Club licensing is an initiative implemented by FIFA in 2013. The initiative was implemented for several mandates which include allowing the development of benchmarking for clubs in financial, sporting, legal, personnel, administrative and infrastructure-related criteria throughout BFA.
This initiative was made to improve the economic and financial capability of the clubs; increasing their transparency and credibility, adapt clubs sporting infrastructure to provide players, spectators, and media representatives with suitable, well – equipped, and safe facilities and to further promote and continuously improve the standard of all aspects of football in Botswana.
Botswana premier league clubs are in danger of facing serious penalties for failing to comply with club licensing regulations. For a particular club to be considered as fully applicable for club licensing, it should ensure that six main sections of club licensing are taken into consideration.
The first section provides an introduction to the club licensing and compliance manual concept, the second section addresses the licensor, explaining its tasks, defining the license applicant, the licensing bodies as well as the core process to be applied.
The third section is directed at the clubs and describes the process of the application for a club license; the fourth section is also directed at the clubs and describes the seven criteria that need to be met to be granted a license to play in domestic competitions.
The fifth section sets to explain the registration protocol that clubs must follow when registering their players and technical officials and the last section sets out the monitoring process in relation to the abidance with the license and the conduct of clubs that have been issued with licenses to compete in the Botswana domestic competitions.
TEAMS STRUGGLING WITH CLUB LICENSING COMPLIANCE
According to Botswana football Association statistics, 10 out of the 16 premier league clubs are likely to face charges of failing to comply with club licensing.
We can now say more than 50% are still struggling with the issue of compliance. In this case, the big question may be what is the cause of the problem, while on the other hand may wonder if FIFA is fair enough to put these clubs under pressure looking at the availability of the resources in a particular club?
On the other hand, we should consider the roles of individuals for a particular club to enhance accountability for any negligence that may occur in any matter arising. Since the implementation of this imitative Botswana had two cases that involved Gaborone United and Mochudi Centre Chiefs.
In 2017 Gaborone United was fined 39 US dollars for failing to pay the Ghanaian international top striker Bismarck Appiah. Apparently, Mochudi Centre chiefs is facing another fine for failing to pay their former head coach, also the Zimbabwean international Philani Mabhena.
FINES THAT OCCUR FOR FAILURE TO COMPLY WITH CLUB LICENSING

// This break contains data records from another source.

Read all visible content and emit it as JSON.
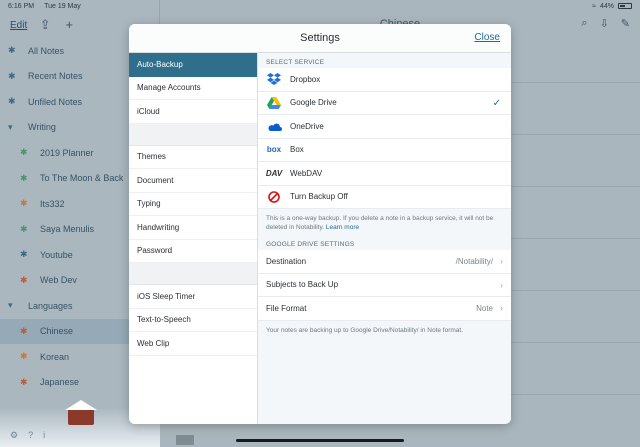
{
  "status_bar": {
    "time": "6:16 PM",
    "date": "Tue 19 May",
    "battery": "44%"
  },
  "sidebar": {
    "edit_label": "Edit",
    "items": [
      {
        "label": "All Notes",
        "icon": "asterisk-icon",
        "sub": false
      },
      {
        "label": "Recent Notes",
        "icon": "asterisk-icon",
        "sub": false
      },
      {
        "label": "Unfiled Notes",
        "icon": "asterisk-icon",
        "sub": false
      },
      {
        "label": "Writing",
        "icon": "chevron-down-icon",
        "sub": false
      },
      {
        "label": "2019 Planner",
        "icon": "asterisk-icon",
        "sub": true,
        "color": "#4f8f74"
      },
      {
        "label": "To The Moon & Back",
        "icon": "asterisk-icon",
        "sub": true,
        "color": "#4f8f74"
      },
      {
        "label": "Its332",
        "icon": "asterisk-icon",
        "sub": true,
        "color": "#c07a3a"
      },
      {
        "label": "Saya Menulis",
        "icon": "asterisk-icon",
        "sub": true,
        "color": "#4f8f74"
      },
      {
        "label": "Youtube",
        "icon": "asterisk-icon",
        "sub": true,
        "color": "#3c6a86"
      },
      {
        "label": "Web Dev",
        "icon": "asterisk-icon",
        "sub": true,
        "color": "#c05a3a"
      },
      {
        "label": "Languages",
        "icon": "chevron-down-icon",
        "sub": false
      },
      {
        "label": "Chinese",
        "icon": "asterisk-icon",
        "sub": true,
        "color": "#c05a3a",
        "selected": true
      },
      {
        "label": "Korean",
        "icon": "asterisk-icon",
        "sub": true,
        "color": "#c07a3a"
      },
      {
        "label": "Japanese",
        "icon": "asterisk-icon",
        "sub": true,
        "color": "#c05a3a"
      }
    ]
  },
  "main": {
    "title": "Chinese"
  },
  "modal": {
    "title": "Settings",
    "close_label": "Close",
    "nav_groups": [
      [
        "Auto-Backup",
        "Manage Accounts",
        "iCloud"
      ],
      [
        "Themes",
        "Document",
        "Typing",
        "Handwriting",
        "Password"
      ],
      [
        "iOS Sleep Timer",
        "Text-to-Speech",
        "Web Clip"
      ]
    ],
    "active_nav": "Auto-Backup",
    "select_service_header": "SELECT SERVICE",
    "services": [
      {
        "label": "Dropbox",
        "icon": "dropbox-icon",
        "selected": false
      },
      {
        "label": "Google Drive",
        "icon": "google-drive-icon",
        "selected": true
      },
      {
        "label": "OneDrive",
        "icon": "onedrive-icon",
        "selected": false
      },
      {
        "label": "Box",
        "icon": "box-icon",
        "selected": false
      },
      {
        "label": "WebDAV",
        "icon": "webdav-icon",
        "selected": false
      },
      {
        "label": "Turn Backup Off",
        "icon": "backup-off-icon",
        "selected": false
      }
    ],
    "note_text": "This is a one-way backup. If you delete a note in a backup service, it will not be deleted in Notability.",
    "note_link": "Learn more",
    "gdrive_header": "GOOGLE DRIVE SETTINGS",
    "gdrive_rows": [
      {
        "label": "Destination",
        "value": "/Notability/"
      },
      {
        "label": "Subjects to Back Up",
        "value": ""
      },
      {
        "label": "File Format",
        "value": "Note"
      }
    ],
    "footer_note": "Your notes are backing up to Google Drive/Notability/ in Note format.",
    "colors": {
      "accent": "#2f6f8c",
      "link": "#1e6a9a"
    }
  }
}
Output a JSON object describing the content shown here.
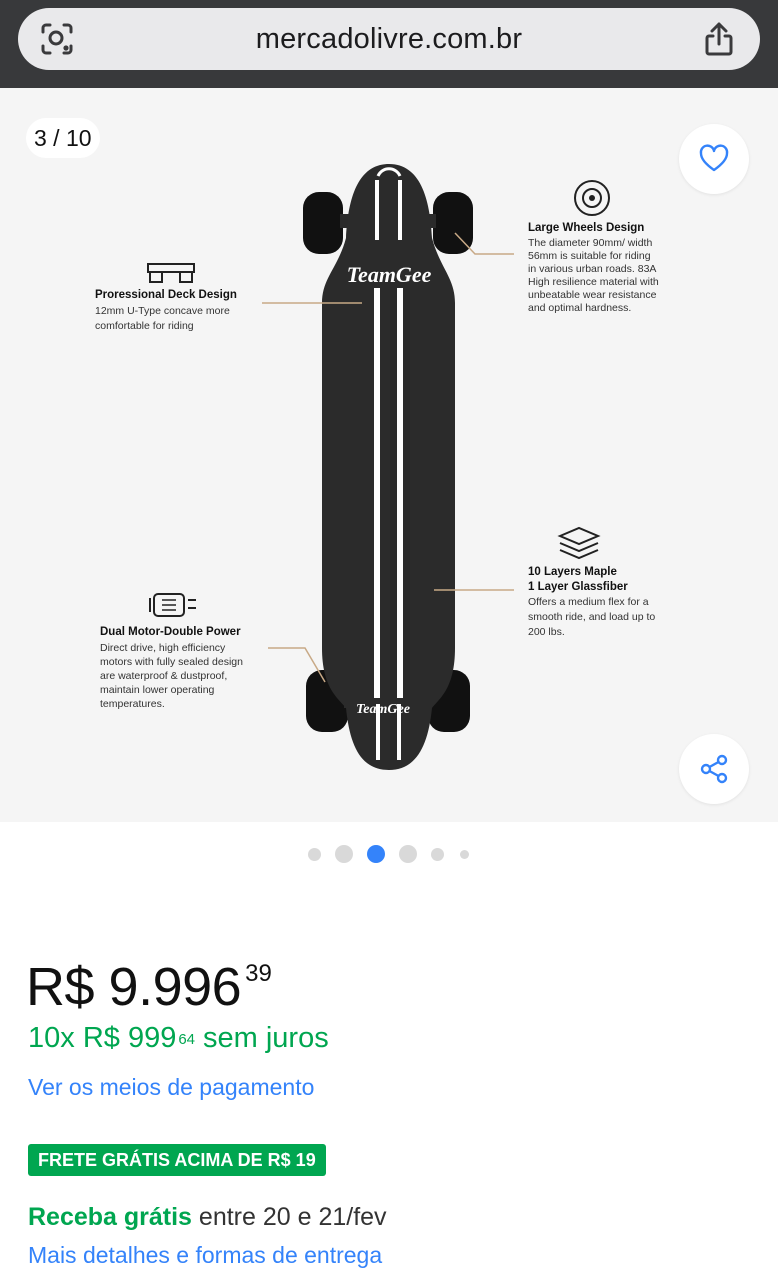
{
  "browser": {
    "url": "mercadolivre.com.br",
    "left_icon": "visual-search-icon",
    "right_icon": "share-icon"
  },
  "gallery": {
    "counter": "3 / 10",
    "favorite_icon": "heart-icon",
    "share_icon": "share-network-icon",
    "active_index": 2,
    "dot_count": 6,
    "image": {
      "brand": "TeamGee",
      "features": [
        {
          "icon": "truck-icon",
          "title": "Proressional Deck Design",
          "lines": [
            "12mm U-Type concave more",
            "comfortable for riding"
          ]
        },
        {
          "icon": "wheel-icon",
          "title": "Large Wheels Design",
          "lines": [
            "The diameter 90mm/ width",
            "56mm is suitable for riding",
            "in various urban roads. 83A",
            "High resilience material with",
            "unbeatable wear resistance",
            "and optimal hardness."
          ]
        },
        {
          "icon": "layers-icon",
          "title": "10 Layers Maple",
          "title2": "1 Layer Glassfiber",
          "lines": [
            "Offers a medium flex for a",
            "smooth ride, and load up to",
            "200 lbs."
          ]
        },
        {
          "icon": "motor-icon",
          "title": "Dual Motor-Double Power",
          "lines": [
            "Direct drive, high efficiency",
            "motors with fully sealed design",
            "are waterproof & dustproof,",
            "maintain lower operating",
            "temperatures."
          ]
        }
      ]
    }
  },
  "price": {
    "main": "R$ 9.996",
    "cents": "39"
  },
  "installments": {
    "prefix": "10x R$ 999",
    "cents": "64",
    "suffix": "sem juros"
  },
  "payment_link": "Ver os meios de pagamento",
  "shipping_badge": "FRETE GRÁTIS ACIMA DE R$ 19",
  "delivery": {
    "highlight": "Receba grátis",
    "rest": "entre 20 e 21/fev"
  },
  "details_link": "Mais detalhes e formas de entrega",
  "colors": {
    "green": "#00a650",
    "blue": "#3483fa",
    "active_dot": "#3483fa"
  }
}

Moreover, FIFA has introduced several sections or fines to clubs that fail to comply with club licensing manually, This consists of a failure to maintain at least one active youth team.
This shall attract a fine of Five Thousand Pula, and the offender shall be given a final grace period of 60 (Sixty) days to assemble the team.
Failure to maintain and operate an office shall attract a fine of Two Thousand Pula and the offender shall be given a final grace period of 30 (Thirty) days to operate an office, clubs denied a license and/or having the license withdrawn during the season shall relegate to the Regional First Division League in the subsequent season.
It is just a matter of time for our football name to be tarnished if we do not pull our socks and try our level best to implement strategies that will assist clubs to have funds which is a key to meet most of the requirement club licensing manually.